Known for its bustling atmosphere and homey environment with a family feeling, Cplul’kw’ten is a comfort to over 1,000 Aboriginal students here at TRU.
Learning Strategist Melody Markle notes Cplul’kw’ten “fosters a healthy household so that students can exhale and de-stress; it is very much a home away from home.”
The Ryerson graduate, who holds a degree in Social Work, was once an Aboriginal Recruiter and worked in University Admissions. When it comes to supporting students, Melody remarked,”there are no cookie cutter methods used here. We apply individualized approaches, providing one-on-one services with customized care.”
Melody’s method is to utilize a holistic approach. “It’s a mental, spiritual, physical balancing act with the pupil at the center,” she explained.

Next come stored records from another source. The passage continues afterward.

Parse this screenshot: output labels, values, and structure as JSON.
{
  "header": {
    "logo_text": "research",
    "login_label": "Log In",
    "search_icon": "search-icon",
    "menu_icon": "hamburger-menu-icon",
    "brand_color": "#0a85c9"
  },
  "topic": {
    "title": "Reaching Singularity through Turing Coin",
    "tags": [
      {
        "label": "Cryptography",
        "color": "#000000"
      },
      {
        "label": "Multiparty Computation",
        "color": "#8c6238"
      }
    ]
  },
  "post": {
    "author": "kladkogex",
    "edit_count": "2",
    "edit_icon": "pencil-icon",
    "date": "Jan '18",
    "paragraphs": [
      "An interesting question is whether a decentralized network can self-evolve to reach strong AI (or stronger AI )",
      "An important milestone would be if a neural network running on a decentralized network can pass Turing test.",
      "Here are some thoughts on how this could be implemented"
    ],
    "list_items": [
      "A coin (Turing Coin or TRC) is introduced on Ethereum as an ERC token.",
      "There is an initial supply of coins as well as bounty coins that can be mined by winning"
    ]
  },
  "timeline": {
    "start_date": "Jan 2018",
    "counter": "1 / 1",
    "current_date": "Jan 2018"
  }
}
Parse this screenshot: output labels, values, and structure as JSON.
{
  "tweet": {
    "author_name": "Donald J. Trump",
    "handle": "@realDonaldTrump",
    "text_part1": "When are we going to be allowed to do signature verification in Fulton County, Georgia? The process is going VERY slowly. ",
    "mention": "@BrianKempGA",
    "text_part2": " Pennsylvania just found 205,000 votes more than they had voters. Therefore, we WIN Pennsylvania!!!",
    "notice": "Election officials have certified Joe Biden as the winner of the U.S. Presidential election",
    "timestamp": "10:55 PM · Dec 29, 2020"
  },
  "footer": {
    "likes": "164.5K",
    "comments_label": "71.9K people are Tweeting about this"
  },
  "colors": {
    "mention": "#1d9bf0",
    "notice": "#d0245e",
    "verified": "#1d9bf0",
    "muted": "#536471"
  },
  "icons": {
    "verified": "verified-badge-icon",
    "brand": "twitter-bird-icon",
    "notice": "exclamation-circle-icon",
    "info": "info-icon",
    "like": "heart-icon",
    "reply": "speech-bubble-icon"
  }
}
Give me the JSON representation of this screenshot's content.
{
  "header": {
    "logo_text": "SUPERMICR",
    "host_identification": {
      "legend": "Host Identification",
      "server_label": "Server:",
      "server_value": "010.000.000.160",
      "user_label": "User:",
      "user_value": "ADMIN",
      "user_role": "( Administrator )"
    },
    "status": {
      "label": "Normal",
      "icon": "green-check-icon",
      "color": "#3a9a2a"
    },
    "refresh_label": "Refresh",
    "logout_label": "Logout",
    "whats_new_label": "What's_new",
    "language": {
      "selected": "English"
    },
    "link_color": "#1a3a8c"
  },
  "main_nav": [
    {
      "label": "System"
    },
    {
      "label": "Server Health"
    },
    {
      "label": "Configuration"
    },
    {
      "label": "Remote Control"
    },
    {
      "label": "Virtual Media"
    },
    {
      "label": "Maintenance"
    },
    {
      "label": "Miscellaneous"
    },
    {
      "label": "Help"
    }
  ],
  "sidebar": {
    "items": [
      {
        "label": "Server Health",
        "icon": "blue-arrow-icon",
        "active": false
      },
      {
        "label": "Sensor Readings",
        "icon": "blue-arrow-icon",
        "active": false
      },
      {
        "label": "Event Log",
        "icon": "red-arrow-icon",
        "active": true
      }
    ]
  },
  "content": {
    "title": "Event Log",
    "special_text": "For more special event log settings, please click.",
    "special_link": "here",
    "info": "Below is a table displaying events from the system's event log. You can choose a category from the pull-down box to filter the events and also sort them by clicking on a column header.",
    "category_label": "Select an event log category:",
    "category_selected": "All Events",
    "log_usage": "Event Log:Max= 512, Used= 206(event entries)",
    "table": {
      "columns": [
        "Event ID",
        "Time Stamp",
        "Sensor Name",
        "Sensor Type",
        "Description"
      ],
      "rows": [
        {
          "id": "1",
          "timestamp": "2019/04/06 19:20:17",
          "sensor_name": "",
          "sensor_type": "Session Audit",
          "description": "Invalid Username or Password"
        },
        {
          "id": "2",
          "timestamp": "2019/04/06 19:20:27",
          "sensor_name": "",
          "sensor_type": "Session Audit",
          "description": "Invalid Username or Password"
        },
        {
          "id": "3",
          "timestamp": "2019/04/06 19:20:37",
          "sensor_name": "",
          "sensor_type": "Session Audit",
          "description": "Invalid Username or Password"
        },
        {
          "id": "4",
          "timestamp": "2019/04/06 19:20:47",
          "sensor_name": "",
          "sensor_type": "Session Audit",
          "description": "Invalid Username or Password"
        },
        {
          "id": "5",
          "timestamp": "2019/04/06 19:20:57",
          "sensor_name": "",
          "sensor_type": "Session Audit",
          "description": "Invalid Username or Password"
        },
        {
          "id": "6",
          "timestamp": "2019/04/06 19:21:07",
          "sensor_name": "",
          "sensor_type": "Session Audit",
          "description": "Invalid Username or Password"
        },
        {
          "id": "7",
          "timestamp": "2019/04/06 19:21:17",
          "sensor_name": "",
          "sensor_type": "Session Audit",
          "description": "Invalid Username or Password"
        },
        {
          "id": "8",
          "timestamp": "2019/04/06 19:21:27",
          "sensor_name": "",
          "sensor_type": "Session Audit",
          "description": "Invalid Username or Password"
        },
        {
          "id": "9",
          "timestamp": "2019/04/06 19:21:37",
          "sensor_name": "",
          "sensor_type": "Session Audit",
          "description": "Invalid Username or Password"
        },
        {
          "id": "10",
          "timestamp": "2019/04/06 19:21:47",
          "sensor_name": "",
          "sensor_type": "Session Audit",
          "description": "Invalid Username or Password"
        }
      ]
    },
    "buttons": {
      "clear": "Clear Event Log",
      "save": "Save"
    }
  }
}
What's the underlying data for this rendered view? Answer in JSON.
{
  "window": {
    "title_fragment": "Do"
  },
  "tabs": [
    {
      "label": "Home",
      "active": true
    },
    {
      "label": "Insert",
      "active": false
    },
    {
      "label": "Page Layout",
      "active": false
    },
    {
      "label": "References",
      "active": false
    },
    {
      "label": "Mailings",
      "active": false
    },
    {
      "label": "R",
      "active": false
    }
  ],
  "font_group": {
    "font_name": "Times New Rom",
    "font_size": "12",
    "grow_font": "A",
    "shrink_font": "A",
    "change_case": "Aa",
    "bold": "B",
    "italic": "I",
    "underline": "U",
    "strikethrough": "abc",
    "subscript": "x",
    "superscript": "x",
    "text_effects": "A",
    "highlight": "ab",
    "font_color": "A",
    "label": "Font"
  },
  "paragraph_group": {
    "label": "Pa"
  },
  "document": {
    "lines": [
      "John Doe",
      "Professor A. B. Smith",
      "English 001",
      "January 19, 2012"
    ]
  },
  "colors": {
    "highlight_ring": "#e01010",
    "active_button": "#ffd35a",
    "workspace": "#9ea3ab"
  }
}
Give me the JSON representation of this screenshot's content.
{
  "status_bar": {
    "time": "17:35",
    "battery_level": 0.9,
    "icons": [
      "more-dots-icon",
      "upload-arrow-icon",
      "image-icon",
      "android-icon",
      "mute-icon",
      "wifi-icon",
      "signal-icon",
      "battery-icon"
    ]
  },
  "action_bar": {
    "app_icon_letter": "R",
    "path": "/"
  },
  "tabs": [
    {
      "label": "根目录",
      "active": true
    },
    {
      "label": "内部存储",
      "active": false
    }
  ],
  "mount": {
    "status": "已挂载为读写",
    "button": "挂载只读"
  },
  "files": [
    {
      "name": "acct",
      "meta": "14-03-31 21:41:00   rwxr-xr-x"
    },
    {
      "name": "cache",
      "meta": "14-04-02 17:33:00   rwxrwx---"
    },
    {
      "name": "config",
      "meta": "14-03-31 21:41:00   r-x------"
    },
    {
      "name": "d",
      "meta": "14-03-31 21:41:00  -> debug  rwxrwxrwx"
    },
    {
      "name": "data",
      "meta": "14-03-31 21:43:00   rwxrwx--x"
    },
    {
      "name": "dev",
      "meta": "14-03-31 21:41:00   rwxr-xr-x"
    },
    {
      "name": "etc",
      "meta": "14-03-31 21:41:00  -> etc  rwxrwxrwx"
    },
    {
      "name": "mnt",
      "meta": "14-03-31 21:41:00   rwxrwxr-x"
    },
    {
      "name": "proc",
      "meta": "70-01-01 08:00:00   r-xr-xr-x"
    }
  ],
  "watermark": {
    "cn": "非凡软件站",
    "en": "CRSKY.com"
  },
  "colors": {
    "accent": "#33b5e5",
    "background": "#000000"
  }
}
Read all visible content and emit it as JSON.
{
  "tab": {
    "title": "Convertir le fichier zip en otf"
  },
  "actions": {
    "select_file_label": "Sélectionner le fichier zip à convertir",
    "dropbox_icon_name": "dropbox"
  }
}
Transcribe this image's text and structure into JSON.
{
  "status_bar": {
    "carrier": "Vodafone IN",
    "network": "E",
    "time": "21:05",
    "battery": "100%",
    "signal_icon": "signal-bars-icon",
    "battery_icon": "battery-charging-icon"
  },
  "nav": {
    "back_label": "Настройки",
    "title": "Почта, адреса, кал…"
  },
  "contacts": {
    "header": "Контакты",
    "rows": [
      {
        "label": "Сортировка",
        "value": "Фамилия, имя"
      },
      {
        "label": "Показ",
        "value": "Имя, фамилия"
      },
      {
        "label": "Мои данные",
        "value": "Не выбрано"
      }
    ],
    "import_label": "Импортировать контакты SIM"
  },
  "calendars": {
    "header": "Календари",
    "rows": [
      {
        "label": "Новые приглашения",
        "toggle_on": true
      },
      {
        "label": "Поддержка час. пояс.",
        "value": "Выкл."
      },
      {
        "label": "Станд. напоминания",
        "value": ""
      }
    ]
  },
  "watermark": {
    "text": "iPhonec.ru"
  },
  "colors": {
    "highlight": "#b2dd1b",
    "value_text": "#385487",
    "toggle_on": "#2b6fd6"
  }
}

Overall, the collective goal of Cplul’kw’ten is to provide guidance and assistance to students. “Indigenous students must feel they can access services through Cplul’kw’ten with ease, understanding, and no judgment. This is especially important for first generations who need access to mental health counseling for the new stressors they encounter, essential financial supports, or additional help to move to the next level of their academic journey,” Melody said.
Melody believes that culturally relevant activities further connect students to their university experience; moreover, they can also inspire others who may be amid a process of cultural reclamation and revitalization. She offers “cultural support, providing a safe space to smudge with sage and other traditional medicines if the student needs to clear their mind and heart before an exam, or to start their day in a positive way.”
Often referring students to tutors or private peer tutoring from other Aboriginal students, Melody encourages the use of the Writing and Math Centres. While providing the tools to seek services independently, Melody strives to develop and strengthen the bond with the university community. “I want to ensure that adequate support services are available to address the specific needs and expectations of Aboriginal students.”
Another element of Melody’s job is to liaise with sponsorship sources and Bands from across Canada. “We also empower students with financial planning tools, so those with limited funds will be able to stretch their dollars throughout the semester.”
From the development of study skills to muscle reading techniques, Melody invites students to visualize their goals, set achievement timelines and ultimately build confidence while seeking self-exploration. Melody “provides the expertise needed for particular academic supports and Aboriginal learning styles.”
Melody, like all team members at Cplul’kw’ten, stands in solidarity with those moving towards their educational goals: “I like to think of the role as walking alongside a student on their academic journey.”
For more information about Cplul’kw’ten visit the website.